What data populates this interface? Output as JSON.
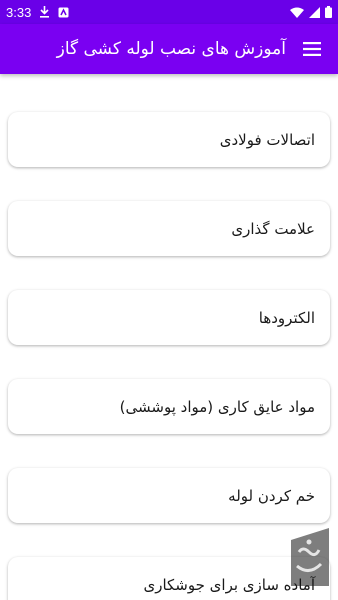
{
  "status_bar": {
    "time": "3:33",
    "left_icons": [
      "download-icon",
      "app-notification-icon"
    ],
    "right_icons": [
      "wifi-icon",
      "cellular-signal-icon",
      "battery-icon"
    ]
  },
  "app_bar": {
    "title": "آموزش های نصب لوله کشی گاز",
    "menu_icon": "hamburger-menu-icon",
    "background": "#7a00f2"
  },
  "items": [
    {
      "label": "اتصالات فولادی"
    },
    {
      "label": "علامت گذاری"
    },
    {
      "label": "الکترودها"
    },
    {
      "label": "مواد عایق کاری (مواد پوششی)"
    },
    {
      "label": "خم کردن لوله"
    },
    {
      "label": "آماده سازی برای جوشکاری"
    }
  ],
  "colors": {
    "status_bar": "#6a00e8",
    "app_bar": "#7a00f2",
    "card_text": "#1a1a1a"
  }
}
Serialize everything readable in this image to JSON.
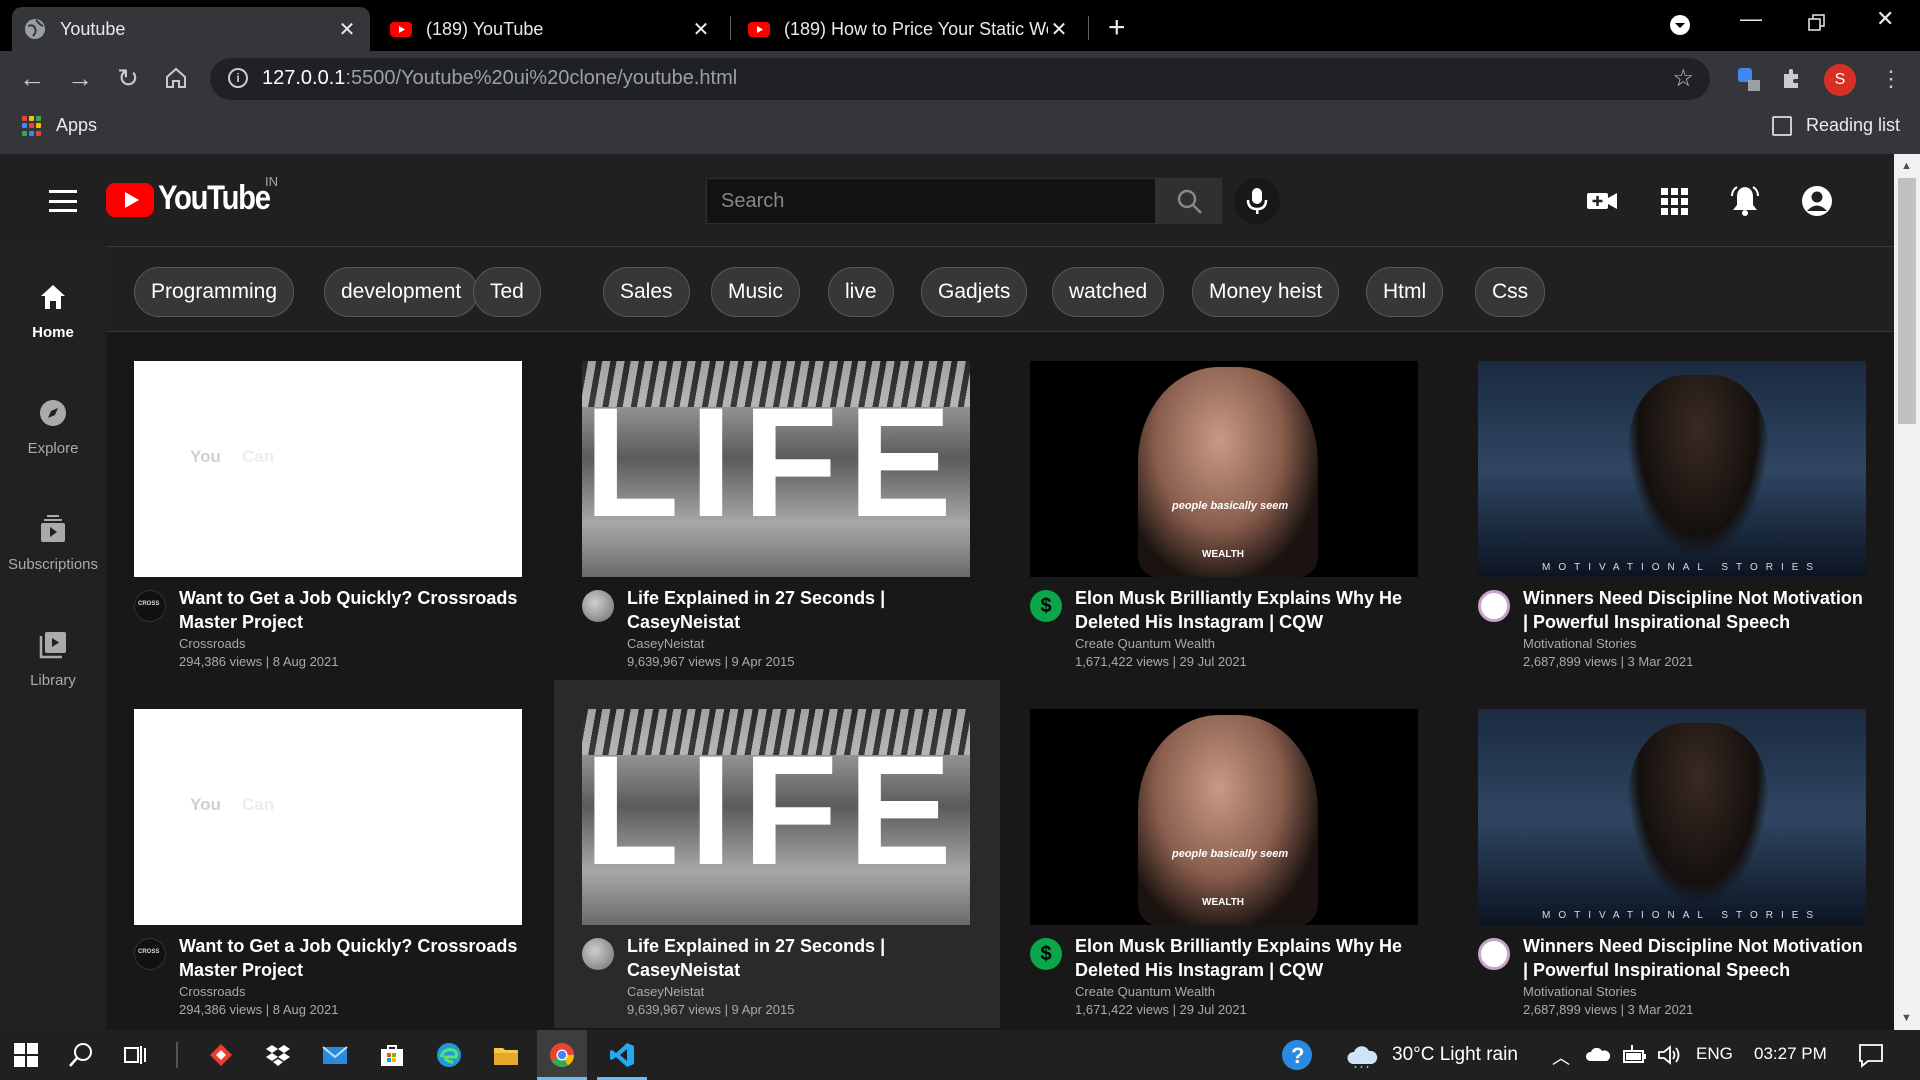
{
  "browser": {
    "tabs": [
      {
        "title": "Youtube",
        "active": true
      },
      {
        "title": "(189) YouTube",
        "active": false
      },
      {
        "title": "(189) How to Price Your Static We",
        "active": false
      }
    ],
    "address": {
      "host": "127.0.0.1",
      "path": ":5500/Youtube%20ui%20clone/youtube.html"
    },
    "bookmarks": {
      "apps_label": "Apps",
      "reading_list_label": "Reading list"
    },
    "profile_initial": "S"
  },
  "youtube": {
    "wordmark": "YouTube",
    "country": "IN",
    "search_placeholder": "Search",
    "chips": [
      "Programming",
      "development",
      "Ted",
      "Sales",
      "Music",
      "live",
      "Gadjets",
      "watched",
      "Money heist",
      "Html",
      "Css"
    ],
    "sidebar": [
      {
        "label": "Home",
        "icon": "home-icon"
      },
      {
        "label": "Explore",
        "icon": "compass-icon"
      },
      {
        "label": "Subscriptions",
        "icon": "subscriptions-icon"
      },
      {
        "label": "Library",
        "icon": "library-icon"
      }
    ],
    "videos": [
      {
        "title": "Want to Get a Job Quickly? Crossroads Master Project",
        "channel": "Crossroads",
        "meta": "294,386 views | 8 Aug 2021",
        "thumb_text": [
          "You",
          "Can"
        ],
        "avatar_text": "CROSS"
      },
      {
        "title": "Life Explained in 27 Seconds | CaseyNeistat",
        "channel": "CaseyNeistat",
        "meta": "9,639,967 views | 9 Apr 2015",
        "thumb_text": [
          "LIFE"
        ]
      },
      {
        "title": "Elon Musk Brilliantly Explains Why He Deleted His Instagram | CQW",
        "channel": "Create Quantum Wealth",
        "meta": "1,671,422 views | 29 Jul 2021",
        "thumb_text": [
          "people basically seem",
          "WEALTH"
        ]
      },
      {
        "title": "Winners Need Discipline Not Motivation | Powerful Inspirational Speech",
        "channel": "Motivational Stories",
        "meta": "2,687,899 views | 3 Mar 2021",
        "thumb_text": [
          "MOTIVATIONAL STORIES"
        ]
      }
    ]
  },
  "taskbar": {
    "weather": "30°C  Light rain",
    "lang": "ENG",
    "time": "03:27 PM"
  }
}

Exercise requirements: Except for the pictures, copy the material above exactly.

Worked solution:
What data populates this interface? Output as JSON.
{
  "status_bar": {
    "time": "3:33",
    "left_icons": [
      "download-icon",
      "app-notification-icon"
    ],
    "right_icons": [
      "wifi-icon",
      "cellular-signal-icon",
      "battery-icon"
    ]
  },
  "app_bar": {
    "title": "آموزش های نصب لوله کشی گاز",
    "menu_icon": "hamburger-menu-icon",
    "background": "#7a00f2"
  },
  "items": [
    {
      "label": "اتصالات فولادی"
    },
    {
      "label": "علامت گذاری"
    },
    {
      "label": "الکترودها"
    },
    {
      "label": "مواد عایق کاری (مواد پوششی)"
    },
    {
      "label": "خم کردن لوله"
    },
    {
      "label": "آماده سازی برای جوشکاری"
    }
  ],
  "colors": {
    "status_bar": "#6a00e8",
    "app_bar": "#7a00f2",
    "card_text": "#1a1a1a"
  }
}
Serialize everything readable in this image to JSON.
{
  "browser": {
    "tabs": [
      {
        "title": "Youtube",
        "active": true
      },
      {
        "title": "(189) YouTube",
        "active": false
      },
      {
        "title": "(189) How to Price Your Static We",
        "active": false
      }
    ],
    "address": {
      "host": "127.0.0.1",
      "path": ":5500/Youtube%20ui%20clone/youtube.html"
    },
    "bookmarks": {
      "apps_label": "Apps",
      "reading_list_label": "Reading list"
    },
    "profile_initial": "S"
  },
  "youtube": {
    "wordmark": "YouTube",
    "country": "IN",
    "search_placeholder": "Search",
    "chips": [
      "Programming",
      "development",
      "Ted",
      "Sales",
      "Music",
      "live",
      "Gadjets",
      "watched",
      "Money heist",
      "Html",
      "Css"
    ],
    "sidebar": [
      {
        "label": "Home",
        "icon": "home-icon"
      },
      {
        "label": "Explore",
        "icon": "compass-icon"
      },
      {
        "label": "Subscriptions",
        "icon": "subscriptions-icon"
      },
      {
        "label": "Library",
        "icon": "library-icon"
      }
    ],
    "videos": [
      {
        "title": "Want to Get a Job Quickly? Crossroads Master Project",
        "channel": "Crossroads",
        "meta": "294,386 views | 8 Aug 2021",
        "thumb_text": [
          "You",
          "Can"
        ],
        "avatar_text": "CROSS"
      },
      {
        "title": "Life Explained in 27 Seconds | CaseyNeistat",
        "channel": "CaseyNeistat",
        "meta": "9,639,967 views | 9 Apr 2015",
        "thumb_text": [
          "LIFE"
        ]
      },
      {
        "title": "Elon Musk Brilliantly Explains Why He Deleted His Instagram | CQW",
        "channel": "Create Quantum Wealth",
        "meta": "1,671,422 views | 29 Jul 2021",
        "thumb_text": [
          "people basically seem",
          "WEALTH"
        ]
      },
      {
        "title": "Winners Need Discipline Not Motivation | Powerful Inspirational Speech",
        "channel": "Motivational Stories",
        "meta": "2,687,899 views | 3 Mar 2021",
        "thumb_text": [
          "MOTIVATIONAL STORIES"
        ]
      }
    ]
  },
  "taskbar": {
    "weather": "30°C  Light rain",
    "lang": "ENG",
    "time": "03:27 PM"
  }
}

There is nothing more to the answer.